(Excerpts from an interface dataset)
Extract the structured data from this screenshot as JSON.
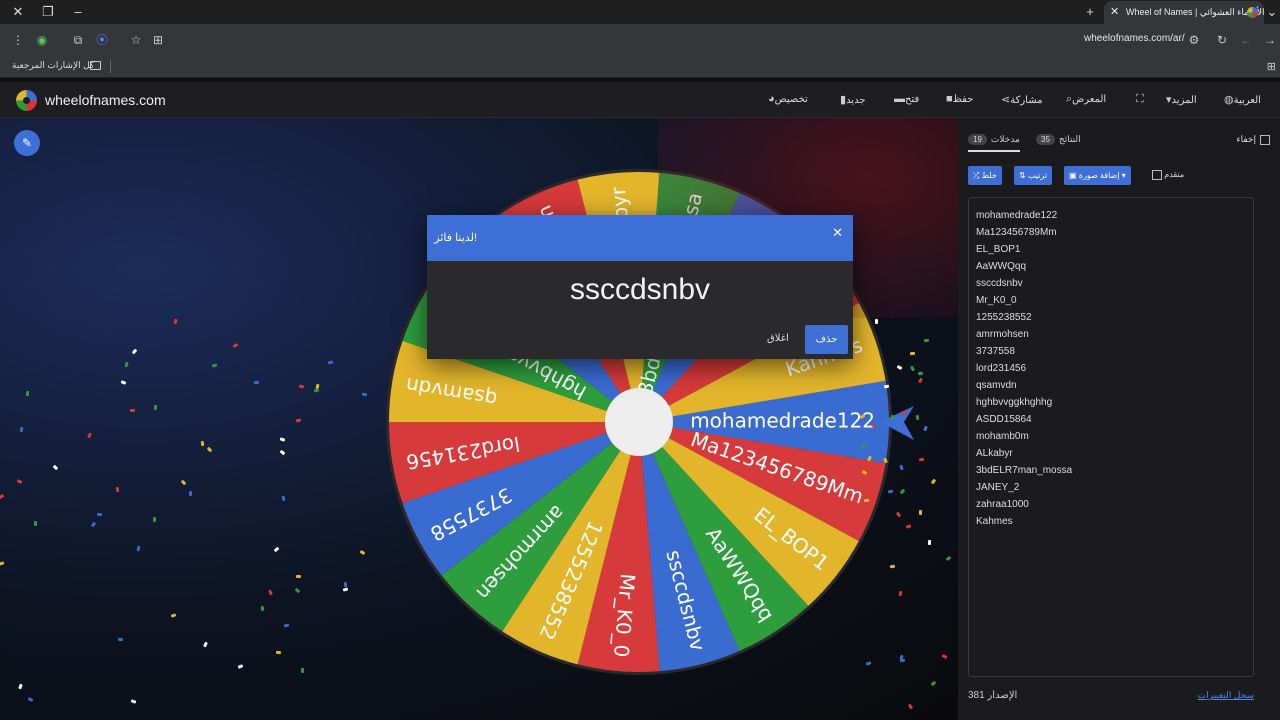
{
  "browser": {
    "tab_title": "Wheel of Names | منتقي الأسماء العشوائي",
    "url": "wheelofnames.com/ar/",
    "bookmarks_label": "كل الإشارات المرجعية"
  },
  "site": {
    "name": "wheelofnames.com",
    "menu": {
      "customize": "تخصيص",
      "new": "جديد",
      "open": "فتح",
      "save": "حفظ",
      "share": "مشاركة",
      "gallery": "المعرض",
      "more": "المزيد",
      "language": "العربية"
    }
  },
  "wheel": {
    "colors": [
      "#3a6bd1",
      "#d63a3a",
      "#e3b52b",
      "#2e9d3e"
    ],
    "labels": [
      "mohamedrade122",
      "Ma123456789Mm",
      "EL_BOP1",
      "AaWWQqq",
      "ssccdsnbv",
      "Mr_K0_0",
      "1255238552",
      "amrmohsen",
      "3737558",
      "lord231456",
      "qsamvdn",
      "hghbvvggkhghhg",
      "ASDD15864",
      "mohamb0m",
      "ALkabyr",
      "3bdELR7man_mossa",
      "JANEY_2",
      "zahraa1000",
      "Kahmes"
    ]
  },
  "dialog": {
    "title": "لدينا فائز!",
    "winner": "ssccdsnbv",
    "remove_label": "حذف",
    "close_label": "اغلاق"
  },
  "panel": {
    "hide_label": "إخفاء",
    "tabs": {
      "entries_label": "مدخلات",
      "entries_count": "19",
      "results_label": "النتائج",
      "results_count": "35"
    },
    "toolbar": {
      "shuffle_label": "خلط",
      "sort_label": "ترتيب",
      "add_image_label": "إضافة صورة",
      "advanced_label": "متقدم"
    },
    "entries": [
      "mohamedrade122",
      "Ma123456789Mm",
      "EL_BOP1",
      "AaWWQqq",
      "ssccdsnbv",
      "Mr_K0_0",
      "1255238552",
      "amrmohsen",
      "3737558",
      "lord231456",
      "qsamvdn",
      "hghbvvggkhghhg",
      "ASDD15864",
      "mohamb0m",
      "ALkabyr",
      "3bdELR7man_mossa",
      "JANEY_2",
      "zahraa1000",
      "Kahmes"
    ],
    "version_label": "الإصدار",
    "version_number": "381",
    "changelog_label": "سجل التغييرات"
  }
}
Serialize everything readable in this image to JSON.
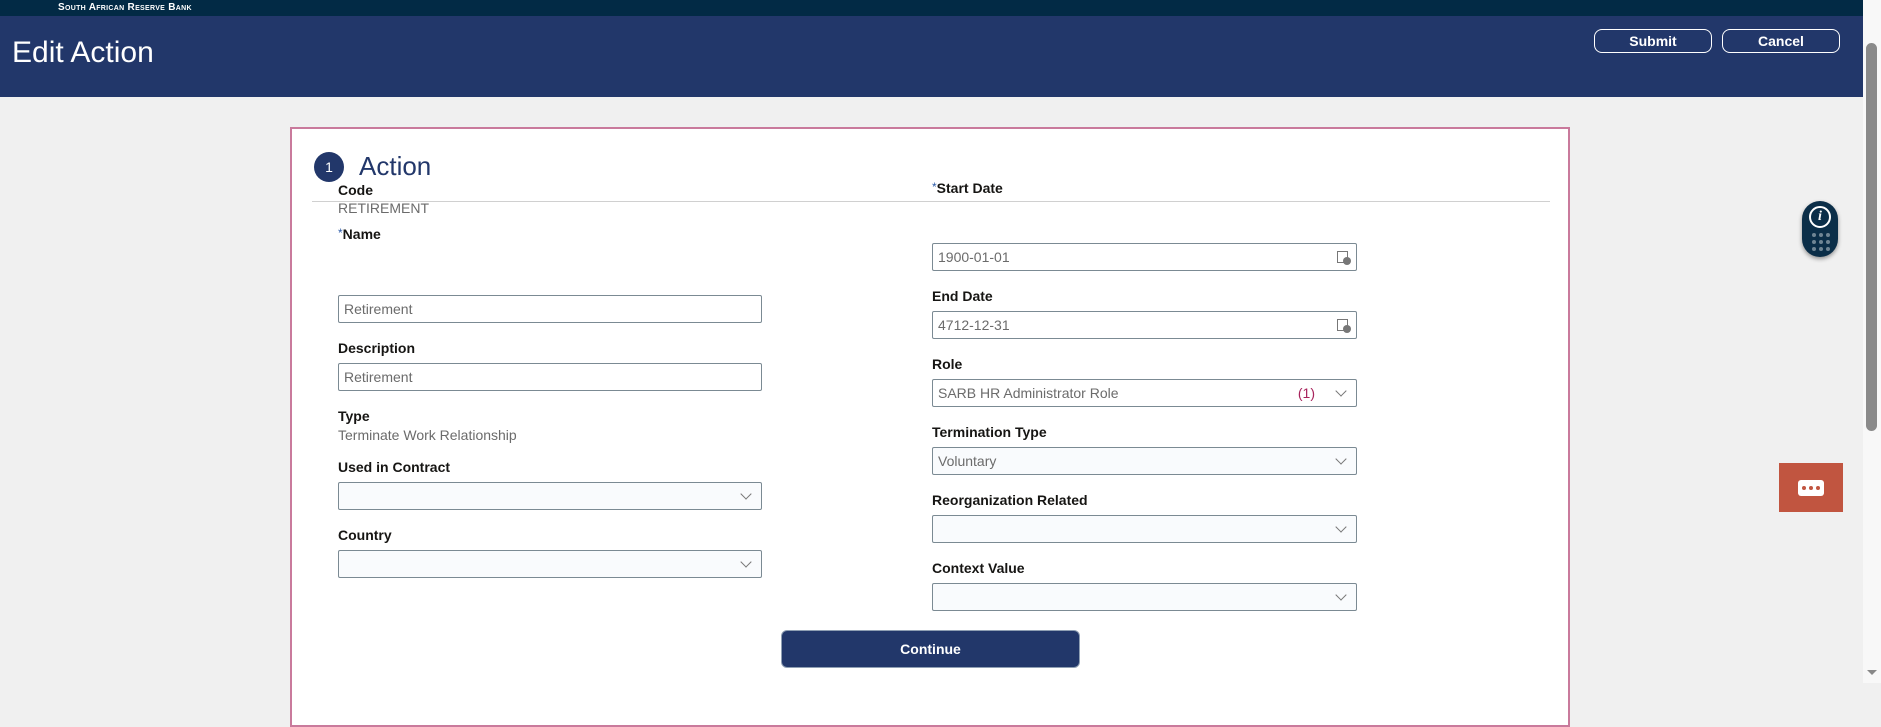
{
  "brand": "South African Reserve Bank",
  "header": {
    "title": "Edit Action",
    "submit_label": "Submit",
    "cancel_label": "Cancel"
  },
  "section": {
    "number": "1",
    "title": "Action"
  },
  "left": {
    "code_label": "Code",
    "code_value": "RETIREMENT",
    "name_label": "Name",
    "name_value": "Retirement",
    "description_label": "Description",
    "description_value": "Retirement",
    "type_label": "Type",
    "type_value": "Terminate Work Relationship",
    "used_in_contract_label": "Used in Contract",
    "used_in_contract_value": "",
    "country_label": "Country",
    "country_value": ""
  },
  "right": {
    "start_date_label": "Start Date",
    "start_date_value": "1900-01-01",
    "end_date_label": "End Date",
    "end_date_value": "4712-12-31",
    "role_label": "Role",
    "role_value": "SARB HR Administrator Role",
    "role_count": "(1)",
    "termination_type_label": "Termination Type",
    "termination_type_value": "Voluntary",
    "reorganization_label": "Reorganization Related",
    "reorganization_value": "",
    "context_value_label": "Context Value",
    "context_value_value": ""
  },
  "continue_label": "Continue",
  "required_marker": "*"
}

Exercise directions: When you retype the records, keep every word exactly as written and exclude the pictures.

Your response:
Extract the structured data from this screenshot as JSON.
{
  "browser": {
    "tab_title": "Wheel of Names | منتقي الأسماء العشوائي",
    "url": "wheelofnames.com/ar/",
    "bookmarks_label": "كل الإشارات المرجعية"
  },
  "site": {
    "name": "wheelofnames.com",
    "menu": {
      "customize": "تخصيص",
      "new": "جديد",
      "open": "فتح",
      "save": "حفظ",
      "share": "مشاركة",
      "gallery": "المعرض",
      "more": "المزيد",
      "language": "العربية"
    }
  },
  "wheel": {
    "colors": [
      "#3a6bd1",
      "#d63a3a",
      "#e3b52b",
      "#2e9d3e"
    ],
    "labels": [
      "mohamedrade122",
      "Ma123456789Mm",
      "EL_BOP1",
      "AaWWQqq",
      "ssccdsnbv",
      "Mr_K0_0",
      "1255238552",
      "amrmohsen",
      "3737558",
      "lord231456",
      "qsamvdn",
      "hghbvvggkhghhg",
      "ASDD15864",
      "mohamb0m",
      "ALkabyr",
      "3bdELR7man_mossa",
      "JANEY_2",
      "zahraa1000",
      "Kahmes"
    ]
  },
  "dialog": {
    "title": "لدينا فائز!",
    "winner": "ssccdsnbv",
    "remove_label": "حذف",
    "close_label": "اغلاق"
  },
  "panel": {
    "hide_label": "إخفاء",
    "tabs": {
      "entries_label": "مدخلات",
      "entries_count": "19",
      "results_label": "النتائج",
      "results_count": "35"
    },
    "toolbar": {
      "shuffle_label": "خلط",
      "sort_label": "ترتيب",
      "add_image_label": "إضافة صورة",
      "advanced_label": "متقدم"
    },
    "entries": [
      "mohamedrade122",
      "Ma123456789Mm",
      "EL_BOP1",
      "AaWWQqq",
      "ssccdsnbv",
      "Mr_K0_0",
      "1255238552",
      "amrmohsen",
      "3737558",
      "lord231456",
      "qsamvdn",
      "hghbvvggkhghhg",
      "ASDD15864",
      "mohamb0m",
      "ALkabyr",
      "3bdELR7man_mossa",
      "JANEY_2",
      "zahraa1000",
      "Kahmes"
    ],
    "version_label": "الإصدار",
    "version_number": "381",
    "changelog_label": "سجل التغييرات"
  }
}
Serialize everything readable in this image to JSON.
{
  "brand": "South African Reserve Bank",
  "header": {
    "title": "Edit Action",
    "submit_label": "Submit",
    "cancel_label": "Cancel"
  },
  "section": {
    "number": "1",
    "title": "Action"
  },
  "left": {
    "code_label": "Code",
    "code_value": "RETIREMENT",
    "name_label": "Name",
    "name_value": "Retirement",
    "description_label": "Description",
    "description_value": "Retirement",
    "type_label": "Type",
    "type_value": "Terminate Work Relationship",
    "used_in_contract_label": "Used in Contract",
    "used_in_contract_value": "",
    "country_label": "Country",
    "country_value": ""
  },
  "right": {
    "start_date_label": "Start Date",
    "start_date_value": "1900-01-01",
    "end_date_label": "End Date",
    "end_date_value": "4712-12-31",
    "role_label": "Role",
    "role_value": "SARB HR Administrator Role",
    "role_count": "(1)",
    "termination_type_label": "Termination Type",
    "termination_type_value": "Voluntary",
    "reorganization_label": "Reorganization Related",
    "reorganization_value": "",
    "context_value_label": "Context Value",
    "context_value_value": ""
  },
  "continue_label": "Continue",
  "required_marker": "*"
}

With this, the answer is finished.